Core samples

by Tom Sturman, with edits by Luke Stoeckel


The most detailed and most valuable source of data from any well is a core sample. Cylindrical in shape (Figure 2, below), core samples allow a close inspection of the subsurface strata almost exactly as it would appear in-situ, and allows for visual inspection of the formations physical properties. In most developed countries, a prerequisite for drilling any well is that a core sample of a specified length be given to the government for geological research, therefore companies will often utilise the presence of the coring equipment in place to save money by obtaining further core samples at the same time and to aid their own research.
core_sample.jpg
[Figure 2: Core samples in tray on a drill site]
[http://en.wikipedia.org/wiki/Core_sample]
 Core samples are especially important as they allow for direct measurement of the subsurface physical properties. By conducting lab experiments we are able to determine the porosity and permeability of a formation, as well as the saturation levels of any hydrocarbons or water present. We are also able to determine the point at which the formation will fracture (this can also be obtained by conducting a fracture test) and the exact point of formation boundary interfaces. Additionally, core samples also allow thin sections to be created an analysed in order to visually determine the minerals and any small flow barriers that are present. Furthermore, via physical inspection of the core we are able to determine the grain size, sorting and rounding, as well as any physical or biogenic structure present such as ripples or fossils. Physical core analyses are recorded on a core logging sheet (Figure 3, below).
001.jpg

[Figure 3: Core sample logging sheet]

Currently there are two main methods for obtaining core; conventional coring and sidewall coring.
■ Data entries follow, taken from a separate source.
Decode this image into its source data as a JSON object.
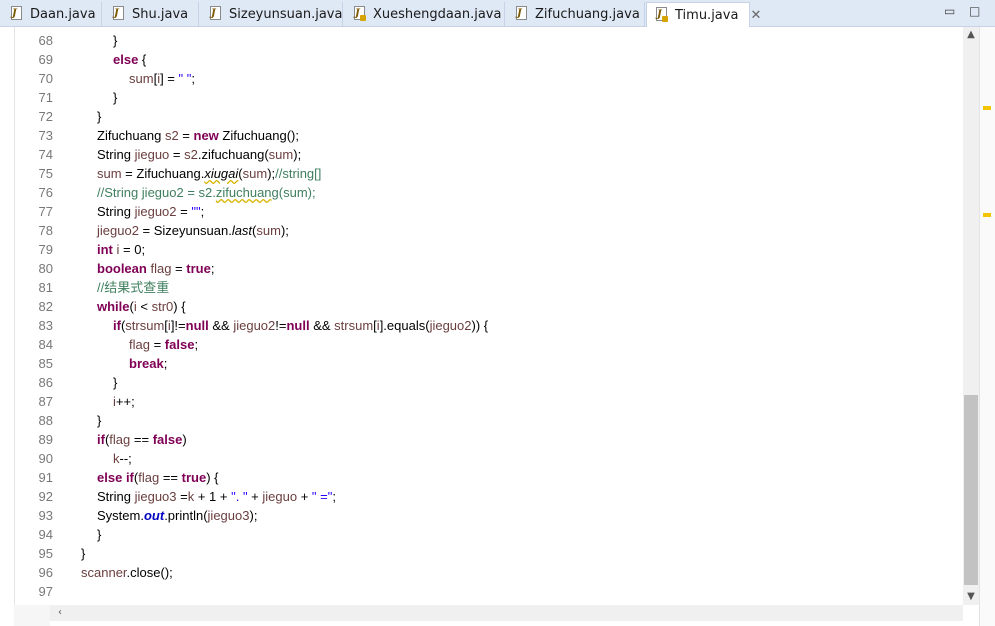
{
  "tabs": [
    {
      "label": "Daan.java",
      "active": false
    },
    {
      "label": "Shu.java",
      "active": false
    },
    {
      "label": "Sizeyunsuan.java",
      "active": false
    },
    {
      "label": "Xueshengdaan.java",
      "active": false
    },
    {
      "label": "Zifuchuang.java",
      "active": false
    },
    {
      "label": "Timu.java",
      "active": true
    }
  ],
  "icons": {
    "tab_file": "java-file-icon",
    "close": "close-icon",
    "minimize": "minimize-icon",
    "maximize": "maximize-icon",
    "scroll_up": "arrow-up-icon",
    "scroll_down": "arrow-down-icon",
    "scroll_left": "arrow-left-icon"
  },
  "glyphs": {
    "close": "✕",
    "minimize": "▭",
    "maximize": "□",
    "up": "▲",
    "down": "▼",
    "left": "‹"
  },
  "colors": {
    "keyword": "#7f0055",
    "variable": "#6a3e3e",
    "string": "#2a00ff",
    "comment": "#3f7f5f",
    "field": "#0000c0",
    "warning_marker": "#f5c400"
  },
  "lines": [
    {
      "n": "68",
      "indent": 2,
      "t": [
        [
          "p",
          "}"
        ]
      ]
    },
    {
      "n": "69",
      "indent": 2,
      "t": [
        [
          "kw",
          "else"
        ],
        [
          "p",
          " {"
        ]
      ]
    },
    {
      "n": "70",
      "indent": 3,
      "t": [
        [
          "var",
          "sum"
        ],
        [
          "p",
          "["
        ],
        [
          "var",
          "i"
        ],
        [
          "p",
          "] = "
        ],
        [
          "str",
          "\" \""
        ],
        [
          "p",
          ";"
        ]
      ]
    },
    {
      "n": "71",
      "indent": 2,
      "t": [
        [
          "p",
          "}"
        ]
      ]
    },
    {
      "n": "72",
      "indent": 1,
      "t": [
        [
          "p",
          "}"
        ]
      ]
    },
    {
      "n": "73",
      "indent": 1,
      "t": [
        [
          "p",
          "Zifuchuang "
        ],
        [
          "var",
          "s2"
        ],
        [
          "p",
          " = "
        ],
        [
          "kw",
          "new"
        ],
        [
          "p",
          " Zifuchuang();"
        ]
      ]
    },
    {
      "n": "74",
      "indent": 1,
      "t": [
        [
          "p",
          "String "
        ],
        [
          "var",
          "jieguo"
        ],
        [
          "p",
          " = "
        ],
        [
          "var",
          "s2"
        ],
        [
          "p",
          ".zifuchuang("
        ],
        [
          "var",
          "sum"
        ],
        [
          "p",
          ");"
        ]
      ]
    },
    {
      "n": "75",
      "indent": 1,
      "t": [
        [
          "var",
          "sum"
        ],
        [
          "p",
          " = Zifuchuang."
        ],
        [
          "stw",
          "xiugai"
        ],
        [
          "p",
          "("
        ],
        [
          "var",
          "sum"
        ],
        [
          "p",
          ");"
        ],
        [
          "cm",
          "//string[]"
        ]
      ]
    },
    {
      "n": "76",
      "indent": 1,
      "t": [
        [
          "cm",
          "//String jieguo2 = s2."
        ],
        [
          "cmw",
          "zifuchuang"
        ],
        [
          "cm",
          "(sum);"
        ]
      ]
    },
    {
      "n": "77",
      "indent": 1,
      "t": [
        [
          "p",
          "String "
        ],
        [
          "var",
          "jieguo2"
        ],
        [
          "p",
          " = "
        ],
        [
          "str",
          "\"\""
        ],
        [
          "p",
          ";"
        ]
      ]
    },
    {
      "n": "78",
      "indent": 1,
      "t": [
        [
          "var",
          "jieguo2"
        ],
        [
          "p",
          " = Sizeyunsuan."
        ],
        [
          "st",
          "last"
        ],
        [
          "p",
          "("
        ],
        [
          "var",
          "sum"
        ],
        [
          "p",
          ");"
        ]
      ]
    },
    {
      "n": "79",
      "indent": 1,
      "t": [
        [
          "kw",
          "int"
        ],
        [
          "p",
          " "
        ],
        [
          "var",
          "i"
        ],
        [
          "p",
          " = 0;"
        ]
      ]
    },
    {
      "n": "80",
      "indent": 1,
      "t": [
        [
          "kw",
          "boolean"
        ],
        [
          "p",
          " "
        ],
        [
          "var",
          "flag"
        ],
        [
          "p",
          " = "
        ],
        [
          "kw",
          "true"
        ],
        [
          "p",
          ";"
        ]
      ]
    },
    {
      "n": "81",
      "indent": 1,
      "t": [
        [
          "cm",
          "//结果式查重"
        ]
      ]
    },
    {
      "n": "82",
      "indent": 1,
      "t": [
        [
          "kw",
          "while"
        ],
        [
          "p",
          "("
        ],
        [
          "var",
          "i"
        ],
        [
          "p",
          " < "
        ],
        [
          "var",
          "str0"
        ],
        [
          "p",
          ") {"
        ]
      ]
    },
    {
      "n": "83",
      "indent": 2,
      "t": [
        [
          "kw",
          "if"
        ],
        [
          "p",
          "("
        ],
        [
          "var",
          "strsum"
        ],
        [
          "p",
          "["
        ],
        [
          "var",
          "i"
        ],
        [
          "p",
          "]!="
        ],
        [
          "kw",
          "null"
        ],
        [
          "p",
          " && "
        ],
        [
          "var",
          "jieguo2"
        ],
        [
          "p",
          "!="
        ],
        [
          "kw",
          "null"
        ],
        [
          "p",
          " && "
        ],
        [
          "var",
          "strsum"
        ],
        [
          "p",
          "["
        ],
        [
          "var",
          "i"
        ],
        [
          "p",
          "].equals("
        ],
        [
          "var",
          "jieguo2"
        ],
        [
          "p",
          ")) {"
        ]
      ]
    },
    {
      "n": "84",
      "indent": 3,
      "t": [
        [
          "var",
          "flag"
        ],
        [
          "p",
          " = "
        ],
        [
          "kw",
          "false"
        ],
        [
          "p",
          ";"
        ]
      ]
    },
    {
      "n": "85",
      "indent": 3,
      "t": [
        [
          "kw",
          "break"
        ],
        [
          "p",
          ";"
        ]
      ]
    },
    {
      "n": "86",
      "indent": 2,
      "t": [
        [
          "p",
          "}"
        ]
      ]
    },
    {
      "n": "87",
      "indent": 2,
      "t": [
        [
          "var",
          "i"
        ],
        [
          "p",
          "++;"
        ]
      ]
    },
    {
      "n": "88",
      "indent": 1,
      "t": [
        [
          "p",
          "}"
        ]
      ]
    },
    {
      "n": "89",
      "indent": 1,
      "t": [
        [
          "kw",
          "if"
        ],
        [
          "p",
          "("
        ],
        [
          "var",
          "flag"
        ],
        [
          "p",
          " == "
        ],
        [
          "kw",
          "false"
        ],
        [
          "p",
          ")"
        ]
      ]
    },
    {
      "n": "90",
      "indent": 2,
      "t": [
        [
          "var",
          "k"
        ],
        [
          "p",
          "--;"
        ]
      ]
    },
    {
      "n": "91",
      "indent": 1,
      "t": [
        [
          "kw",
          "else"
        ],
        [
          "p",
          " "
        ],
        [
          "kw",
          "if"
        ],
        [
          "p",
          "("
        ],
        [
          "var",
          "flag"
        ],
        [
          "p",
          " == "
        ],
        [
          "kw",
          "true"
        ],
        [
          "p",
          ") {"
        ]
      ]
    },
    {
      "n": "92",
      "indent": 1,
      "t": [
        [
          "p",
          "String "
        ],
        [
          "var",
          "jieguo3"
        ],
        [
          "p",
          " ="
        ],
        [
          "var",
          "k"
        ],
        [
          "p",
          " + 1 + "
        ],
        [
          "str",
          "\". \""
        ],
        [
          "p",
          " + "
        ],
        [
          "var",
          "jieguo"
        ],
        [
          "p",
          " + "
        ],
        [
          "str",
          "\" =\""
        ],
        [
          "p",
          ";"
        ]
      ]
    },
    {
      "n": "93",
      "indent": 1,
      "t": [
        [
          "p",
          "System."
        ],
        [
          "fld",
          "out"
        ],
        [
          "p",
          ".println("
        ],
        [
          "var",
          "jieguo3"
        ],
        [
          "p",
          ");"
        ]
      ]
    },
    {
      "n": "94",
      "indent": 1,
      "t": [
        [
          "p",
          "}"
        ]
      ]
    },
    {
      "n": "95",
      "indent": 0,
      "t": [
        [
          "p",
          "}"
        ]
      ]
    },
    {
      "n": "96",
      "indent": 0,
      "t": [
        [
          "var",
          "scanner"
        ],
        [
          "p",
          ".close();"
        ]
      ]
    },
    {
      "n": "97",
      "indent": 0,
      "t": []
    }
  ]
}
Conventional coring involves using a specially designed drill bit with a hollow centre (Figure 4, below) which drills ahead while allowing a cylinder of formation to be retained in near perfect condition within a separate core barrel above the bit. When the desired length of core is obtained, the drill string is removed and the core collected. Side wall coring on the other hand involves sending a specialised coring tool (Figures 5 and 6, below) down hole and collects many small cores, often only a few inches in length and approximately 1” in diameter. One of two tools is used; either a wireline sidewall core gun or a rotary sidewall coring tool. The wireline sidewall coring gun uses small explosives to shoot hollow ‘bullets’ into the well bore wall which slice around a core of formation, when the tool is removed the bullets along with the core samples are pulled to the surface; there are 12, 24 or 30 bullets per tool (Figure 7, below). Rather than explosives, the rotary sidewall method uses a small hollow diamond tipped drill bit to cut into the sidewall of the formation, popping a small length of core loose and collecting it within the tool itself. The rotary sidewall coring tool is able to store up to 50 individual samples, and a coring summary is made detailing the time and exact depth (driller’s depth) at which the samples were taken.
typical_coring_drag_bit.jpgtypical_coring_rotary_bit.jpgtypical_coring_diamond_bit.jpg
[Figure 4: Typical coring bits]
[Drilling Engineering 2011 Lecture “Drill Bits”]
sidewall_coring,_hollow_bullet.jpgrotary_sidewall_coring.jpg
[Figure 5, Left: Sidewall coring tool with hollow bullet]
[Figure 6, Right: Rotary sidewall coring tool]
[Drilling Engineering 2011 Lecture “Drill Bits”]


sidewall_coring,_hollow_bullet,_recovery_sequence.jpg
[Figure 7: Recovery sequences of hollow bullet sidewall coring tool]
[Drilling Engineering 2011 Lecture “Drill Bits”]


The greatest downfall of coring is undoubtedly the extremely high cost of coring and core retrieval. As previously mentioned, coring requires a specially designed bit and core collection barrel above (conventional) or a coring tool, and thus before coring can commence the entire drill string must be pulled out of hole and the new bits/tools attached. This process takes a great deal of time, costing more money and naturally the deeper the well the greater the cost of coring resulting in a smaller likelihood that core samples will be taken. Another problem with coring is the damage that the samples caused by their acquisition and retrieval. Sidewall coring causes the sample to be fractured and slightly compacted by the bullet impact/drilling action; while the majority of full cores will also expand and fracture as they are brought to the surface, due to a pressure loss. There is a possibility that the core samples may be invaded by drilling fluid making it difficult to evaluate the fluids within the formation accurately. Whilst these above mentioned characteristics of coring negatively affect a core sample’s ability to accurately depict a formations properties, if the core is analysed appropriately and in correlation with other data (i.e. wireline logs, drilling fluid chemistry etc.) then it can prove to be an invaluable evaluation tool.